- TASK PROMPT:
Using the records below, locate all lines containing "this" and return them.

● ● ● ● ●

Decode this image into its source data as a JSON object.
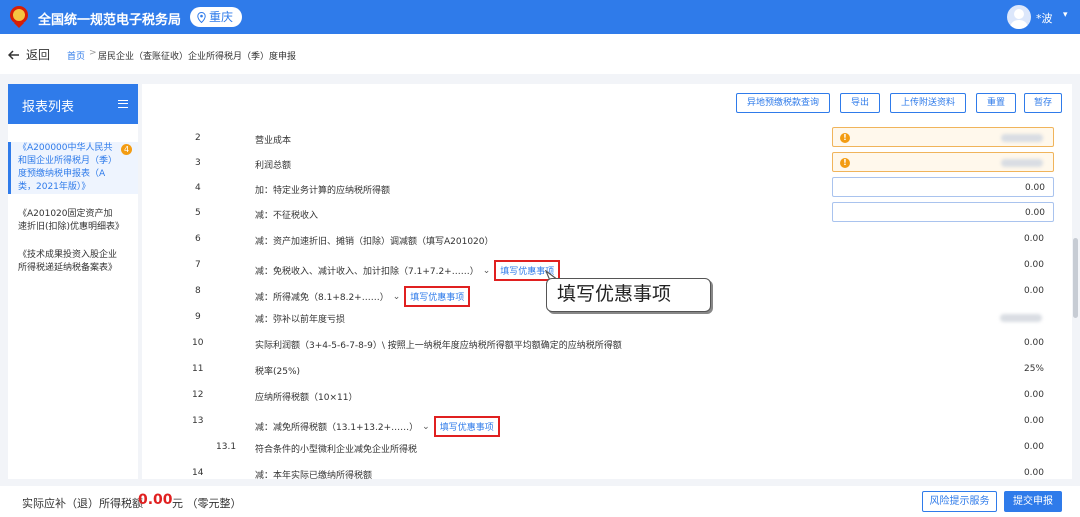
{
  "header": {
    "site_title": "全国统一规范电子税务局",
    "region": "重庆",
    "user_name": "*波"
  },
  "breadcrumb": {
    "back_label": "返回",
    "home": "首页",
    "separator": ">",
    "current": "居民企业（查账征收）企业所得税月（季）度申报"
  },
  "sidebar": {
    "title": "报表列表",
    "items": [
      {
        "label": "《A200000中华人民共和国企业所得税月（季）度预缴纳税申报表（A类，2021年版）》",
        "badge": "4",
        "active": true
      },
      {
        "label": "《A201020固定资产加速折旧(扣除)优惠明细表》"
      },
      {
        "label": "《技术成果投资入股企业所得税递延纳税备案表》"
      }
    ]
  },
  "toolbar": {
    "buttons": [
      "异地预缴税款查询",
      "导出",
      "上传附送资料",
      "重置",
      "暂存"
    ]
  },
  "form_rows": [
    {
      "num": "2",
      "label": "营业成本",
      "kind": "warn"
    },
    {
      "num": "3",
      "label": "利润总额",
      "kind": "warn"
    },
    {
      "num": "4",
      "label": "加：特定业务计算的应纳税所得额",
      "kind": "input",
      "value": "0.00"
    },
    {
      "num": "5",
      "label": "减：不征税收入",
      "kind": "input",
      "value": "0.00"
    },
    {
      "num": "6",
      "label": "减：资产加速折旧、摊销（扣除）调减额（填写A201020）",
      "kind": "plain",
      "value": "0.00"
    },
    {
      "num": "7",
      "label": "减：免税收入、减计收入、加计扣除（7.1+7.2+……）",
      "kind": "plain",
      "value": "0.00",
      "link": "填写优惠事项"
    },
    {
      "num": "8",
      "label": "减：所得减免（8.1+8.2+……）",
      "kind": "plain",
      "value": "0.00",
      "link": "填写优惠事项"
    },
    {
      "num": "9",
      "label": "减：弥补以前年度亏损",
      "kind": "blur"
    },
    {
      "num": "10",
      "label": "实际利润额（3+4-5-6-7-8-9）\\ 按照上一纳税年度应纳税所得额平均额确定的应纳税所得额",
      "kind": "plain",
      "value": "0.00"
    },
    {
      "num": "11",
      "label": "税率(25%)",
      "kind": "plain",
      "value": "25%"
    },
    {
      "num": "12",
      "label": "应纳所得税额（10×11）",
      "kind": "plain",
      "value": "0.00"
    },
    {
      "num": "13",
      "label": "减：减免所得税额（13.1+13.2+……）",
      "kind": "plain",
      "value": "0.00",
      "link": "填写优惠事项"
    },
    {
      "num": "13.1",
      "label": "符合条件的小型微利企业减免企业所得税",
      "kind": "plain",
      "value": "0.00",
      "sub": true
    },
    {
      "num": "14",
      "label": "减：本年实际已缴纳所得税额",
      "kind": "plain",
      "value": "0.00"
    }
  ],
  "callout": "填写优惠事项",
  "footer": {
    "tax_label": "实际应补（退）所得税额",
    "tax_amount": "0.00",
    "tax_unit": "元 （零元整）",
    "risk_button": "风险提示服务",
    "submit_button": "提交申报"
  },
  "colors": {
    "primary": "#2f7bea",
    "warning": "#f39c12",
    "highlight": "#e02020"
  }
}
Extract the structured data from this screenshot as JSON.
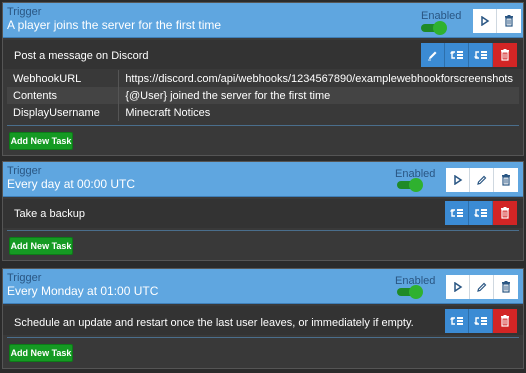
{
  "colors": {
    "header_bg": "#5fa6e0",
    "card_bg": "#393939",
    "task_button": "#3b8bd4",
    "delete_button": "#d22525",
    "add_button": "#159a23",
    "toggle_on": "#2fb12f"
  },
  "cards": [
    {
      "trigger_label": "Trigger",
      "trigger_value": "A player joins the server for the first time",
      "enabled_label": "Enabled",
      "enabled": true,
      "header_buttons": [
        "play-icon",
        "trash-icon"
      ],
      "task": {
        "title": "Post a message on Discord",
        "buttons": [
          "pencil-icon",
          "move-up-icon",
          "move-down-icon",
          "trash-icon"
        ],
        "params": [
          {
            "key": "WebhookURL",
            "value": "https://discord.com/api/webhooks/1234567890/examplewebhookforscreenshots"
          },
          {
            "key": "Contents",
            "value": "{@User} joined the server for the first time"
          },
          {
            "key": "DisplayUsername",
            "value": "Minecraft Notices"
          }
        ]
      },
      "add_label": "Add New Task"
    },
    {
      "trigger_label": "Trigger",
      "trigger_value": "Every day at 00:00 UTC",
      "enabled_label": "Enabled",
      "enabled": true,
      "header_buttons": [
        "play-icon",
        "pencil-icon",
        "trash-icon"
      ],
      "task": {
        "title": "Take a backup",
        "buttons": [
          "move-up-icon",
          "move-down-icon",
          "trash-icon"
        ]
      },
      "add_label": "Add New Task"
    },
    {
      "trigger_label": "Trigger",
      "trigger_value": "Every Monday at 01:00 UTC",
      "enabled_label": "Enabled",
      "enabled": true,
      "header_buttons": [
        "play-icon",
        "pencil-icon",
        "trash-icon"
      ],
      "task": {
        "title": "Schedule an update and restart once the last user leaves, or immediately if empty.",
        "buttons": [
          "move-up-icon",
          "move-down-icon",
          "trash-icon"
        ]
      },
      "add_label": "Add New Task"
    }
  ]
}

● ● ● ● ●

- ANSWER FOR THE TASK:
Decode this image into its source data as a JSON object.
Extract the structured data from this screenshot as JSON.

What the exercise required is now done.